(Stored entries)
========

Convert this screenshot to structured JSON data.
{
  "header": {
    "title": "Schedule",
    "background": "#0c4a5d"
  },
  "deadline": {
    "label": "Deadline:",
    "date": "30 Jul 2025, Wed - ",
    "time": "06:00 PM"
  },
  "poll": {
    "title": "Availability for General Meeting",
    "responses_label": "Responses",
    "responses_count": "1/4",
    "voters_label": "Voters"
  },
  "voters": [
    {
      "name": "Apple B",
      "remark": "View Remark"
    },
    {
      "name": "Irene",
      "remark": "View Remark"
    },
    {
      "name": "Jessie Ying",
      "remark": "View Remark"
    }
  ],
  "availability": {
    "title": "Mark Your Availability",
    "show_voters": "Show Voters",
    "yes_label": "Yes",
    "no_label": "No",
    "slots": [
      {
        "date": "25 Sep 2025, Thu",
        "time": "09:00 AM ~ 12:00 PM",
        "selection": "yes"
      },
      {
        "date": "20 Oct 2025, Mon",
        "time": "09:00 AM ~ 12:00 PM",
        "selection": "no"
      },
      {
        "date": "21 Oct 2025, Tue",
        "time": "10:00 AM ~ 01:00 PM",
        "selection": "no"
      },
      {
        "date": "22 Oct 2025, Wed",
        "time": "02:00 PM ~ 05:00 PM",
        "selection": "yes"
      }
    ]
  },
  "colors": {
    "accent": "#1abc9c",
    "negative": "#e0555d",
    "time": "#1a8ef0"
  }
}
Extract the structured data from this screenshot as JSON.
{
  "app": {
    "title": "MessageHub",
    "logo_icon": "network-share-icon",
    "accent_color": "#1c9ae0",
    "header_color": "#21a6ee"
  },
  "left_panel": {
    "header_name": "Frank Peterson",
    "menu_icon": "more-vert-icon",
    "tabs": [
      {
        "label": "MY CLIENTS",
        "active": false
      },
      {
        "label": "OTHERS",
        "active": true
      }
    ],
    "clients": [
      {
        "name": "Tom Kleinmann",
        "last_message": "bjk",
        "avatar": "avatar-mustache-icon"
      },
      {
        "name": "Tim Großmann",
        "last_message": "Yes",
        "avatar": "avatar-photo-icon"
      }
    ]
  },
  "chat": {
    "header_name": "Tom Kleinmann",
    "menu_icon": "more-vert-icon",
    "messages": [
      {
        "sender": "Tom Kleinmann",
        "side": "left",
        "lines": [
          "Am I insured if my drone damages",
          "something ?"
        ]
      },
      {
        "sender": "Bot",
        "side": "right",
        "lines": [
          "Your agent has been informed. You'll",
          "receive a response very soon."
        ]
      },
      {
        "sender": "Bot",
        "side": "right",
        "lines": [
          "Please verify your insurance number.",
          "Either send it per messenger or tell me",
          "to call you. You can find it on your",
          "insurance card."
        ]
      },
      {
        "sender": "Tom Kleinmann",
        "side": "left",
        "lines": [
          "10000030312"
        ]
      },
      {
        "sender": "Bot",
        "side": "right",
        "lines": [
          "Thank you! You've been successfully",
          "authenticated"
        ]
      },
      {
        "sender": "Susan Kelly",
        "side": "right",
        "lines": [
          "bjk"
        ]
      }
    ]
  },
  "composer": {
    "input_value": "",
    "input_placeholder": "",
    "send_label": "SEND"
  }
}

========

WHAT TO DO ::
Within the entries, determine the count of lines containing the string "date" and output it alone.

RESPONSE BELOW ::
5